Supplied material:
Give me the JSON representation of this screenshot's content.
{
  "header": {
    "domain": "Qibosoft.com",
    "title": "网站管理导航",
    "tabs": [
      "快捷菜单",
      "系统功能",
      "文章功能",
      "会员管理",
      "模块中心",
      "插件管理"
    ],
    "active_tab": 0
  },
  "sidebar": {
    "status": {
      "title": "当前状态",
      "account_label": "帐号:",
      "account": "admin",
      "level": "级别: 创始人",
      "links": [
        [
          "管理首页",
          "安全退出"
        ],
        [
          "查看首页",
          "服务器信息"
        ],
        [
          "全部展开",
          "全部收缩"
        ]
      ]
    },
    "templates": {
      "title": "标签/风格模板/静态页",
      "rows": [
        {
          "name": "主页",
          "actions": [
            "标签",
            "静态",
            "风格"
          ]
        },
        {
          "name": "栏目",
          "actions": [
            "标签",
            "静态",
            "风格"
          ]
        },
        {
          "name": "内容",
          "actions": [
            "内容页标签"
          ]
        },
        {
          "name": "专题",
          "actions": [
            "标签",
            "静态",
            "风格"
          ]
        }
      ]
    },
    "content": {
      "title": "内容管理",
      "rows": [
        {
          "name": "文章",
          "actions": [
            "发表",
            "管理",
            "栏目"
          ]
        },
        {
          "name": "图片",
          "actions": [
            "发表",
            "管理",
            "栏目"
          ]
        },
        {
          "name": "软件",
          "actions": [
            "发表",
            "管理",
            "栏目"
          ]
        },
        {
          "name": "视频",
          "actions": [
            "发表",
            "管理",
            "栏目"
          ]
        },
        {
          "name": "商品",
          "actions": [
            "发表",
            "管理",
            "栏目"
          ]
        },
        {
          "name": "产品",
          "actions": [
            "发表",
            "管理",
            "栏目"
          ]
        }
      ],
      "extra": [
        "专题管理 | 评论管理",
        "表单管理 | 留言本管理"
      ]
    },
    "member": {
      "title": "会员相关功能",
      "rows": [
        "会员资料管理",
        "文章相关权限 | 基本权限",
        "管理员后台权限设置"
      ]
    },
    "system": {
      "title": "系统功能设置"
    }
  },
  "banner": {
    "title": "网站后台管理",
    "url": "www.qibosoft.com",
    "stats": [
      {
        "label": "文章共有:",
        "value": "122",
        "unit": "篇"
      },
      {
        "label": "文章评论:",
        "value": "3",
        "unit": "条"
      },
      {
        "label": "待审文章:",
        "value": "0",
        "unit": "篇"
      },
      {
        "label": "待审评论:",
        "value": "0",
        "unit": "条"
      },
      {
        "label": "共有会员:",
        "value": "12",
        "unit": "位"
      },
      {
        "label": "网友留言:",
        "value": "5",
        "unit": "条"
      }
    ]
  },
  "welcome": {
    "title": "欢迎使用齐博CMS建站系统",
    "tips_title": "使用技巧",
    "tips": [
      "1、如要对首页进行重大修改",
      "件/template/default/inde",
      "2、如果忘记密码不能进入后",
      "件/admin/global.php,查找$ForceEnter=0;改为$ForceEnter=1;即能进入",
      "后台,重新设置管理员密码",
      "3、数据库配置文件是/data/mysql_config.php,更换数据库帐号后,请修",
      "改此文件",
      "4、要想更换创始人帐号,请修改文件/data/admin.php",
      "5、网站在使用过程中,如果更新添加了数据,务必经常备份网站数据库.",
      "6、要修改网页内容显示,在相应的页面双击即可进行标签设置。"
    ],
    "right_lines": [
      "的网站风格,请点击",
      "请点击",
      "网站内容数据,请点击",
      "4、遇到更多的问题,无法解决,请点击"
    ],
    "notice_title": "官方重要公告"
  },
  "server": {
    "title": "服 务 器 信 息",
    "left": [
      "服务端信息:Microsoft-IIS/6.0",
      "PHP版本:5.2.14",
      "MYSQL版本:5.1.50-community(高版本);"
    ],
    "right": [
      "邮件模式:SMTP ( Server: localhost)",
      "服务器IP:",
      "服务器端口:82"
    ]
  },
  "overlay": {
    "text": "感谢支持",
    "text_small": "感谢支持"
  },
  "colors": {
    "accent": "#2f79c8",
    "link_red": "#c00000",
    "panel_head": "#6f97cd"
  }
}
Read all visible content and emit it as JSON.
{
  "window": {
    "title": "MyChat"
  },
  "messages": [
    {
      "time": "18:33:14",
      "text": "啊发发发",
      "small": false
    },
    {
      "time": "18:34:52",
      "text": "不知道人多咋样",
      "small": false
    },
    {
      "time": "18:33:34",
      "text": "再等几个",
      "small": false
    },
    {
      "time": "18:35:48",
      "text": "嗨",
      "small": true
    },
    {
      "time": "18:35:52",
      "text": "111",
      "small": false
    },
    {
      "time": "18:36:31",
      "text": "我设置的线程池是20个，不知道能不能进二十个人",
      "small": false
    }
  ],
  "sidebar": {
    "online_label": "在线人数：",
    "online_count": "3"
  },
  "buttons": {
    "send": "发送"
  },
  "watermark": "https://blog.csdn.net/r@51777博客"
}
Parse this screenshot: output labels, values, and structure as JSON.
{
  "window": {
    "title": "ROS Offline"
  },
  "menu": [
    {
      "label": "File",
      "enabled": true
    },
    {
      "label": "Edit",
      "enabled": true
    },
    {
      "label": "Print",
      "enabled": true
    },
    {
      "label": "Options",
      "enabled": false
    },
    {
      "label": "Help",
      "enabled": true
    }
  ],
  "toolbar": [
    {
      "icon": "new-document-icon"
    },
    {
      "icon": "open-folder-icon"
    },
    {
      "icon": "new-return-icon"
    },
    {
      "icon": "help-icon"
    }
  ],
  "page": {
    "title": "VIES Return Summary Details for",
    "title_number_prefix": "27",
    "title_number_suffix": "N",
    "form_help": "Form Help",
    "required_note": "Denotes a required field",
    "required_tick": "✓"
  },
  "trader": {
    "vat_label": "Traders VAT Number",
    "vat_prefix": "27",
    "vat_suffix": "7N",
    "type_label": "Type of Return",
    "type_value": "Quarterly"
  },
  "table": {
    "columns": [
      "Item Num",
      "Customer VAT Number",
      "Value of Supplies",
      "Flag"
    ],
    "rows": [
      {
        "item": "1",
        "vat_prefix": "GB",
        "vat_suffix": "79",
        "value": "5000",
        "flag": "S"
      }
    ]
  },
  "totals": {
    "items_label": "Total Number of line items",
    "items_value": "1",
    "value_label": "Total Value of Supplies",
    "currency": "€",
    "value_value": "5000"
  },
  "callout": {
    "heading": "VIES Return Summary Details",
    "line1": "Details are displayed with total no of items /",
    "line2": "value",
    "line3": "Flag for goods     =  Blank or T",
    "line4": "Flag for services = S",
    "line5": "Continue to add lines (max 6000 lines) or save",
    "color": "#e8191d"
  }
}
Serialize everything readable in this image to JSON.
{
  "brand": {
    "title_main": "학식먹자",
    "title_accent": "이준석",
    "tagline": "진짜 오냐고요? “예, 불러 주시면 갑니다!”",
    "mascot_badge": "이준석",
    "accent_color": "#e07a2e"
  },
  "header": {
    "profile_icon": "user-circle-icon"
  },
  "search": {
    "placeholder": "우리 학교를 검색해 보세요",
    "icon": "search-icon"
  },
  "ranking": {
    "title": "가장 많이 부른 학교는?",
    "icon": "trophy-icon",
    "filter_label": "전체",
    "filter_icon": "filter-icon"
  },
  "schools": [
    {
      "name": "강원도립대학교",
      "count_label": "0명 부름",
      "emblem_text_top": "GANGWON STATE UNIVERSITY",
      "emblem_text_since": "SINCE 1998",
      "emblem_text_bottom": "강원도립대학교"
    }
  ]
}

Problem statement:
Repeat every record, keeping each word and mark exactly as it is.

Reply to the task:
Give me the JSON representation of this screenshot's content.
{
  "header": {
    "domain": "Qibosoft.com",
    "title": "网站管理导航",
    "tabs": [
      "快捷菜单",
      "系统功能",
      "文章功能",
      "会员管理",
      "模块中心",
      "插件管理"
    ],
    "active_tab": 0
  },
  "sidebar": {
    "status": {
      "title": "当前状态",
      "account_label": "帐号:",
      "account": "admin",
      "level": "级别: 创始人",
      "links": [
        [
          "管理首页",
          "安全退出"
        ],
        [
          "查看首页",
          "服务器信息"
        ],
        [
          "全部展开",
          "全部收缩"
        ]
      ]
    },
    "templates": {
      "title": "标签/风格模板/静态页",
      "rows": [
        {
          "name": "主页",
          "actions": [
            "标签",
            "静态",
            "风格"
          ]
        },
        {
          "name": "栏目",
          "actions": [
            "标签",
            "静态",
            "风格"
          ]
        },
        {
          "name": "内容",
          "actions": [
            "内容页标签"
          ]
        },
        {
          "name": "专题",
          "actions": [
            "标签",
            "静态",
            "风格"
          ]
        }
      ]
    },
    "content": {
      "title": "内容管理",
      "rows": [
        {
          "name": "文章",
          "actions": [
            "发表",
            "管理",
            "栏目"
          ]
        },
        {
          "name": "图片",
          "actions": [
            "发表",
            "管理",
            "栏目"
          ]
        },
        {
          "name": "软件",
          "actions": [
            "发表",
            "管理",
            "栏目"
          ]
        },
        {
          "name": "视频",
          "actions": [
            "发表",
            "管理",
            "栏目"
          ]
        },
        {
          "name": "商品",
          "actions": [
            "发表",
            "管理",
            "栏目"
          ]
        },
        {
          "name": "产品",
          "actions": [
            "发表",
            "管理",
            "栏目"
          ]
        }
      ],
      "extra": [
        "专题管理 | 评论管理",
        "表单管理 | 留言本管理"
      ]
    },
    "member": {
      "title": "会员相关功能",
      "rows": [
        "会员资料管理",
        "文章相关权限 | 基本权限",
        "管理员后台权限设置"
      ]
    },
    "system": {
      "title": "系统功能设置"
    }
  },
  "banner": {
    "title": "网站后台管理",
    "url": "www.qibosoft.com",
    "stats": [
      {
        "label": "文章共有:",
        "value": "122",
        "unit": "篇"
      },
      {
        "label": "文章评论:",
        "value": "3",
        "unit": "条"
      },
      {
        "label": "待审文章:",
        "value": "0",
        "unit": "篇"
      },
      {
        "label": "待审评论:",
        "value": "0",
        "unit": "条"
      },
      {
        "label": "共有会员:",
        "value": "12",
        "unit": "位"
      },
      {
        "label": "网友留言:",
        "value": "5",
        "unit": "条"
      }
    ]
  },
  "welcome": {
    "title": "欢迎使用齐博CMS建站系统",
    "tips_title": "使用技巧",
    "tips": [
      "1、如要对首页进行重大修改",
      "件/template/default/inde",
      "2、如果忘记密码不能进入后",
      "件/admin/global.php,查找$ForceEnter=0;改为$ForceEnter=1;即能进入",
      "后台,重新设置管理员密码",
      "3、数据库配置文件是/data/mysql_config.php,更换数据库帐号后,请修",
      "改此文件",
      "4、要想更换创始人帐号,请修改文件/data/admin.php",
      "5、网站在使用过程中,如果更新添加了数据,务必经常备份网站数据库.",
      "6、要修改网页内容显示,在相应的页面双击即可进行标签设置。"
    ],
    "right_lines": [
      "的网站风格,请点击",
      "请点击",
      "网站内容数据,请点击",
      "4、遇到更多的问题,无法解决,请点击"
    ],
    "notice_title": "官方重要公告"
  },
  "server": {
    "title": "服 务 器 信 息",
    "left": [
      "服务端信息:Microsoft-IIS/6.0",
      "PHP版本:5.2.14",
      "MYSQL版本:5.1.50-community(高版本);"
    ],
    "right": [
      "邮件模式:SMTP ( Server: localhost)",
      "服务器IP:",
      "服务器端口:82"
    ]
  },
  "overlay": {
    "text": "感谢支持",
    "text_small": "感谢支持"
  },
  "colors": {
    "accent": "#2f79c8",
    "link_red": "#c00000",
    "panel_head": "#6f97cd"
  }
}
Read all visible content and emit it as JSON.
{
  "window": {
    "title": "MyChat"
  },
  "messages": [
    {
      "time": "18:33:14",
      "text": "啊发发发",
      "small": false
    },
    {
      "time": "18:34:52",
      "text": "不知道人多咋样",
      "small": false
    },
    {
      "time": "18:33:34",
      "text": "再等几个",
      "small": false
    },
    {
      "time": "18:35:48",
      "text": "嗨",
      "small": true
    },
    {
      "time": "18:35:52",
      "text": "111",
      "small": false
    },
    {
      "time": "18:36:31",
      "text": "我设置的线程池是20个，不知道能不能进二十个人",
      "small": false
    }
  ],
  "sidebar": {
    "online_label": "在线人数：",
    "online_count": "3"
  },
  "buttons": {
    "send": "发送"
  },
  "watermark": "https://blog.csdn.net/r@51777博客"
}
Parse this screenshot: output labels, values, and structure as JSON.
{
  "window": {
    "title": "ROS Offline"
  },
  "menu": [
    {
      "label": "File",
      "enabled": true
    },
    {
      "label": "Edit",
      "enabled": true
    },
    {
      "label": "Print",
      "enabled": true
    },
    {
      "label": "Options",
      "enabled": false
    },
    {
      "label": "Help",
      "enabled": true
    }
  ],
  "toolbar": [
    {
      "icon": "new-document-icon"
    },
    {
      "icon": "open-folder-icon"
    },
    {
      "icon": "new-return-icon"
    },
    {
      "icon": "help-icon"
    }
  ],
  "page": {
    "title": "VIES Return Summary Details for",
    "title_number_prefix": "27",
    "title_number_suffix": "N",
    "form_help": "Form Help",
    "required_note": "Denotes a required field",
    "required_tick": "✓"
  },
  "trader": {
    "vat_label": "Traders VAT Number",
    "vat_prefix": "27",
    "vat_suffix": "7N",
    "type_label": "Type of Return",
    "type_value": "Quarterly"
  },
  "table": {
    "columns": [
      "Item Num",
      "Customer VAT Number",
      "Value of Supplies",
      "Flag"
    ],
    "rows": [
      {
        "item": "1",
        "vat_prefix": "GB",
        "vat_suffix": "79",
        "value": "5000",
        "flag": "S"
      }
    ]
  },
  "totals": {
    "items_label": "Total Number of line items",
    "items_value": "1",
    "value_label": "Total Value of Supplies",
    "currency": "€",
    "value_value": "5000"
  },
  "callout": {
    "heading": "VIES Return Summary Details",
    "line1": "Details are displayed with total no of items /",
    "line2": "value",
    "line3": "Flag for goods     =  Blank or T",
    "line4": "Flag for services = S",
    "line5": "Continue to add lines (max 6000 lines) or save",
    "color": "#e8191d"
  }
}
Serialize everything readable in this image to JSON.
{
  "brand": {
    "title_main": "학식먹자",
    "title_accent": "이준석",
    "tagline": "진짜 오냐고요? “예, 불러 주시면 갑니다!”",
    "mascot_badge": "이준석",
    "accent_color": "#e07a2e"
  },
  "header": {
    "profile_icon": "user-circle-icon"
  },
  "search": {
    "placeholder": "우리 학교를 검색해 보세요",
    "icon": "search-icon"
  },
  "ranking": {
    "title": "가장 많이 부른 학교는?",
    "icon": "trophy-icon",
    "filter_label": "전체",
    "filter_icon": "filter-icon"
  },
  "schools": [
    {
      "name": "강원도립대학교",
      "count_label": "0명 부름",
      "emblem_text_top": "GANGWON STATE UNIVERSITY",
      "emblem_text_since": "SINCE 1998",
      "emblem_text_bottom": "강원도립대학교"
    }
  ]
}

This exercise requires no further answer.